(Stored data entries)
*****

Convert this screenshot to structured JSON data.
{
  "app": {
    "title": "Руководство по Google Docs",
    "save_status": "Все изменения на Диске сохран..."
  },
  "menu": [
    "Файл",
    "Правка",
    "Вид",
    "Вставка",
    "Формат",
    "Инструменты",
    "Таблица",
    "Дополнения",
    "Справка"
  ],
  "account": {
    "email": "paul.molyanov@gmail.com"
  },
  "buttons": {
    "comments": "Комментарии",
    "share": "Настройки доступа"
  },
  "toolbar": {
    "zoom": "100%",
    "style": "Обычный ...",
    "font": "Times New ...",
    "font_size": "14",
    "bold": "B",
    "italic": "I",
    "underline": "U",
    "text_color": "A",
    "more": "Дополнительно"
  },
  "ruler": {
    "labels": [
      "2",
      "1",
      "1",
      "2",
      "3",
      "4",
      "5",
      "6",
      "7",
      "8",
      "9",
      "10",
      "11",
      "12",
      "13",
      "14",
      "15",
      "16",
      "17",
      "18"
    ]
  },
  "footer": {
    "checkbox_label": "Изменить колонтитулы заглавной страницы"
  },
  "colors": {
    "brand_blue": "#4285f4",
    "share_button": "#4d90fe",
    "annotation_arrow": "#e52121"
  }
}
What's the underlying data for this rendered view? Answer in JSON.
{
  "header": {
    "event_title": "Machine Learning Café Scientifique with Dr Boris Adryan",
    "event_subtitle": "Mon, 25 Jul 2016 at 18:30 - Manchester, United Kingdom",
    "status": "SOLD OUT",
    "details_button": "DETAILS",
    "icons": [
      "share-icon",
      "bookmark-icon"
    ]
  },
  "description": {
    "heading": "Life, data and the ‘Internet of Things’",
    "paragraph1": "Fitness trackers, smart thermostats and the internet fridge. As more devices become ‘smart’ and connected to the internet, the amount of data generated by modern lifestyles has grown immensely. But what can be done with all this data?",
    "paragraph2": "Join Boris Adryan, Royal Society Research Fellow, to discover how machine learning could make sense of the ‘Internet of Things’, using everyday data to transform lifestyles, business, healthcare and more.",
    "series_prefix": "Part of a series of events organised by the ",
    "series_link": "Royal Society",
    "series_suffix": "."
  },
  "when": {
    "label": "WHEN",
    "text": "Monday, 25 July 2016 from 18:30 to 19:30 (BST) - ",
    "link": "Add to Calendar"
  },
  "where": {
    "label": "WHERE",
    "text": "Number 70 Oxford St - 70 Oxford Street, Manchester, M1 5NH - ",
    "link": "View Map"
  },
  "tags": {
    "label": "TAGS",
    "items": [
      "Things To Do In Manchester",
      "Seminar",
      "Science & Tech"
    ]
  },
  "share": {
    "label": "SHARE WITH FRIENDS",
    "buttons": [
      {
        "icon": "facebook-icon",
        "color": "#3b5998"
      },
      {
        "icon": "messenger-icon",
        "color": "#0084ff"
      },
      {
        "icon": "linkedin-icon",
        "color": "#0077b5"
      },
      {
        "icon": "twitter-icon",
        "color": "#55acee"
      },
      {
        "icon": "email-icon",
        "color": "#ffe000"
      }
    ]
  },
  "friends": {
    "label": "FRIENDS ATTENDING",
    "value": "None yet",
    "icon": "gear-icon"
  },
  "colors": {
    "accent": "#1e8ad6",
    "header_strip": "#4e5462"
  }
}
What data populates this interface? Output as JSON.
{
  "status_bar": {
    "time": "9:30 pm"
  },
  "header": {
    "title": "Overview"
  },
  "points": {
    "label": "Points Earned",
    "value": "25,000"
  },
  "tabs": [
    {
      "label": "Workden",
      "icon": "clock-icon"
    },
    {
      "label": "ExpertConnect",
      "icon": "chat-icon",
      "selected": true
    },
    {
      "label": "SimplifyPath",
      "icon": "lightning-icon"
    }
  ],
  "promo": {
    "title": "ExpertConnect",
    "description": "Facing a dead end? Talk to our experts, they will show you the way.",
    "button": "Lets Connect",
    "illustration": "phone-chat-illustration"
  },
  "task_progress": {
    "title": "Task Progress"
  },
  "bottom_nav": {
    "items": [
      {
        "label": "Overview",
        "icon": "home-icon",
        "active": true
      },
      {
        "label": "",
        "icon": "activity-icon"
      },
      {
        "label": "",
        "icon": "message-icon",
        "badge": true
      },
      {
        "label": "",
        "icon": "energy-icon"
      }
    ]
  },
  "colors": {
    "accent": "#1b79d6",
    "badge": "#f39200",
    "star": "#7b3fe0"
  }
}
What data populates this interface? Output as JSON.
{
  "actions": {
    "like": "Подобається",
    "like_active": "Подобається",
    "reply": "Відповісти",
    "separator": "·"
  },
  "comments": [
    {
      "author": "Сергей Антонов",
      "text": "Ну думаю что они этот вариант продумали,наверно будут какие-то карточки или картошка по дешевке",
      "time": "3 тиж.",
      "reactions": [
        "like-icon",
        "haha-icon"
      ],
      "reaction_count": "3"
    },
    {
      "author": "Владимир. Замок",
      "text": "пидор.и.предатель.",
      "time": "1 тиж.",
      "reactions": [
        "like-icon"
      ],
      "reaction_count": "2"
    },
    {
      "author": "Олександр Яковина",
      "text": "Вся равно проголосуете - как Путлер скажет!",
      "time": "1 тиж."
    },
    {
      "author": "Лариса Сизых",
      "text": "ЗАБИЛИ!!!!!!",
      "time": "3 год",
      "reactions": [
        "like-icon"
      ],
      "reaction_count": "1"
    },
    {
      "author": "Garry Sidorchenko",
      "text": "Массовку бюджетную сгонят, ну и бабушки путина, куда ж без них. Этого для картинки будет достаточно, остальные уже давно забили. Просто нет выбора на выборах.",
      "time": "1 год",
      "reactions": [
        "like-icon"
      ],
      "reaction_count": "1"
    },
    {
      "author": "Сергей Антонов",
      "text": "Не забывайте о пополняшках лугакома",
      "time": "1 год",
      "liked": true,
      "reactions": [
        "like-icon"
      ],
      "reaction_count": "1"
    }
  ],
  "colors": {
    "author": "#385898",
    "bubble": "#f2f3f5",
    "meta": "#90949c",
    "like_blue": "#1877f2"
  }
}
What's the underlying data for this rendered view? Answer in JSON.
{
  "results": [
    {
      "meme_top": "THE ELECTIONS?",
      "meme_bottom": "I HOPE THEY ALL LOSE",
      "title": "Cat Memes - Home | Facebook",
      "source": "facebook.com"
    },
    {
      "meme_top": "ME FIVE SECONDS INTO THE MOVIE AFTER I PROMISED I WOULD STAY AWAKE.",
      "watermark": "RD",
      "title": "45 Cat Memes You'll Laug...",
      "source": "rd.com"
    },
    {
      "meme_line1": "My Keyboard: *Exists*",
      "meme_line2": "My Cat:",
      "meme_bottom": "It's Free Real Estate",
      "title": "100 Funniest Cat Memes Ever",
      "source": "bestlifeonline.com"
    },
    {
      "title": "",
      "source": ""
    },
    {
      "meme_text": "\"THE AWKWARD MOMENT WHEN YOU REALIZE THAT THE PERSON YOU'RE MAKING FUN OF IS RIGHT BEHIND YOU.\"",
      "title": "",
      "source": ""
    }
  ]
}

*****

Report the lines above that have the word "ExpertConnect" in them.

      "label": "ExpertConnect",
    "title": "ExpertConnect",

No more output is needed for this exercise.